“This case is a tragedy in light of the record she has made for the rest of her life,” Mr. Furman said. “I do not think that jail time is appropriate.”
Mr. Furman ordered Ms. Kaufman to perform 500 hours of community service and pay a $25,000 fine. The sentence matched the recommendation of U.S. court officials. U.S. sentencing guidelines, which aren't binding, called for a prison term of as long as 30 months. Prosecutors said they didn't oppose a sentence below the guidelines, although they recommended “a meaningful period of incarceration” without specifying the term.
Prim's fake 2011 contract with the NBPA listed a fee of $602,000 a year over a five-year term, according to prosecutors. The contract was signed by Gary Hall, the union's former general counsel. An investigation showed Mr. Hall's signature was created from a stamp at Prim, months after the union lawyer died, prosecutors said.
Mr. Lombardo's April 2013 arrest followed months of turmoil at the union, whose members voted to fire executive director Billy Hunter after an independent investigation found that the former federal prosecutor put his own interests ahead of the union's member players.

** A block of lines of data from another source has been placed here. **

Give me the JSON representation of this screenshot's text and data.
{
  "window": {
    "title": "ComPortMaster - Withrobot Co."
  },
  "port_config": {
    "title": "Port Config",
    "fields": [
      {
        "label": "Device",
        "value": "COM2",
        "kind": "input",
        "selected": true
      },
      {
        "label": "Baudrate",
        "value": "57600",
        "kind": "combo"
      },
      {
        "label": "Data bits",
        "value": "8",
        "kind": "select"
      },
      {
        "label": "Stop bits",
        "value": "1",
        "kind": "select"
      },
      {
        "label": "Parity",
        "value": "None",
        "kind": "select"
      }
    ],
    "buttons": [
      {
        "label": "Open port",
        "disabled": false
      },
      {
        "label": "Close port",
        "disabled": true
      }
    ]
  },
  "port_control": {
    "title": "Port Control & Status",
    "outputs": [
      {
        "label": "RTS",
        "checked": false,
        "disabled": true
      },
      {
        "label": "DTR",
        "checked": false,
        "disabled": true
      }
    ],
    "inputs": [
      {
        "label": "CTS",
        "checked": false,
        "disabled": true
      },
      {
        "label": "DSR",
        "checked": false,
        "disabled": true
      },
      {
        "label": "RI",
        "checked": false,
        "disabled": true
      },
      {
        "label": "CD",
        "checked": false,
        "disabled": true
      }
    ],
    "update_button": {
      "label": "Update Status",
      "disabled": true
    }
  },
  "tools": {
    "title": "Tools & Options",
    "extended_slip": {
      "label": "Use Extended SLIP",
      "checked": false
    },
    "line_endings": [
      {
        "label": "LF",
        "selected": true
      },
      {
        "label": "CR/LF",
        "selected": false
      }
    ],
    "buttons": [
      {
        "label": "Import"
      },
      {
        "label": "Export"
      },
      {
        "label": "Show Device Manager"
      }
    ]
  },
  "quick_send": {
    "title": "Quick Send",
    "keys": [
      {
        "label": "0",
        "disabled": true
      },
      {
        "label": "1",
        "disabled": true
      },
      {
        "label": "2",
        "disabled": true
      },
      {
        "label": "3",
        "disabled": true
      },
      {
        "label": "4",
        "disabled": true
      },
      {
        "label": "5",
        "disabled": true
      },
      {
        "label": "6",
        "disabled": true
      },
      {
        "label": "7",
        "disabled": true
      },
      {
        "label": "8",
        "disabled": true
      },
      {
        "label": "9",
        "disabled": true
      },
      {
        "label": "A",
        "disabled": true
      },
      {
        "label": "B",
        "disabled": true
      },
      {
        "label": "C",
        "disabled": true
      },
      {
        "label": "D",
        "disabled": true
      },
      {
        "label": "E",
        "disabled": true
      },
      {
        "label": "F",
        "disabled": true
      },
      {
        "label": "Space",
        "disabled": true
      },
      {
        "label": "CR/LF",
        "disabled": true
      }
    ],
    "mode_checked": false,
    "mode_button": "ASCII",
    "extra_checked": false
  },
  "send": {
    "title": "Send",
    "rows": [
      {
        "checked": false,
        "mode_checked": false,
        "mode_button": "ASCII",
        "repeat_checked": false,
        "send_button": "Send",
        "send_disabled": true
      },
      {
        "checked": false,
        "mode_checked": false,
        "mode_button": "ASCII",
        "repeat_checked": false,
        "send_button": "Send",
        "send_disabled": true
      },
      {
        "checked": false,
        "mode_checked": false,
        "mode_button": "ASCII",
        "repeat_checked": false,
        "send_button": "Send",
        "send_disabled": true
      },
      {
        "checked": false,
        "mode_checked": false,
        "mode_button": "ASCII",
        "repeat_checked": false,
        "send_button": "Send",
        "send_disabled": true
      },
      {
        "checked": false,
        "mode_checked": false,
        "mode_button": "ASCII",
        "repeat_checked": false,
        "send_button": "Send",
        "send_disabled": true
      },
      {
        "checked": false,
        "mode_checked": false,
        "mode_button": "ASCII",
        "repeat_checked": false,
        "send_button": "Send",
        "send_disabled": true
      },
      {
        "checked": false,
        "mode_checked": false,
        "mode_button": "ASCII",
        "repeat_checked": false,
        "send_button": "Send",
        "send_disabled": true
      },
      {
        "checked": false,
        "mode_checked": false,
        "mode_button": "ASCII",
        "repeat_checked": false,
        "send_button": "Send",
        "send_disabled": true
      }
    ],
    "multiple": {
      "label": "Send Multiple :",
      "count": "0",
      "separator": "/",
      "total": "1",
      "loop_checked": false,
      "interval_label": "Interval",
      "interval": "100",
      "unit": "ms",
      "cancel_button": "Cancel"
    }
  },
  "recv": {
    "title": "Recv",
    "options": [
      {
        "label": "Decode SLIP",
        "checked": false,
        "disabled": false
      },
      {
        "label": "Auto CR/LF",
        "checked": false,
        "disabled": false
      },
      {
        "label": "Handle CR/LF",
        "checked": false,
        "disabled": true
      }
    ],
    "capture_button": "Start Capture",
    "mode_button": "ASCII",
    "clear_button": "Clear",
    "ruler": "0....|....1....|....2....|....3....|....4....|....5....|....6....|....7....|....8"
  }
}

Mr. Hunter's son, Todd, was a principal at Prim Capital. Billy Hunter in January 2013 purged family members from union roles after the investigation conducted by the New York law firm Paul Weiss Rifkind Wharton & Garrison was critical of nepotism at the organization. The law firm's probe later concluded that Mr. Hunter didn't do anything illegal.
Before sentence was imposed, Ms. Kaufman tearfully apologized to the court and to her family, saying, “I've never even had a traffic ticket and respect the law.”
“I'm humiliated and embarrassed that I'm now here before you,” she said.
Her lawyer, Steven Molo, said his client was grateful that the judge didn't agree with the prosecutor's request for prison term.
“Ms. Kaufman's extraordinary background and broad support certainly justified the judge's decision,” Mr. Molo said, adding that the defense is evaluating options for an appeal of her conviction.
Mr. Lombardo is scheduled to be sentenced by Mr. Furman on June 10.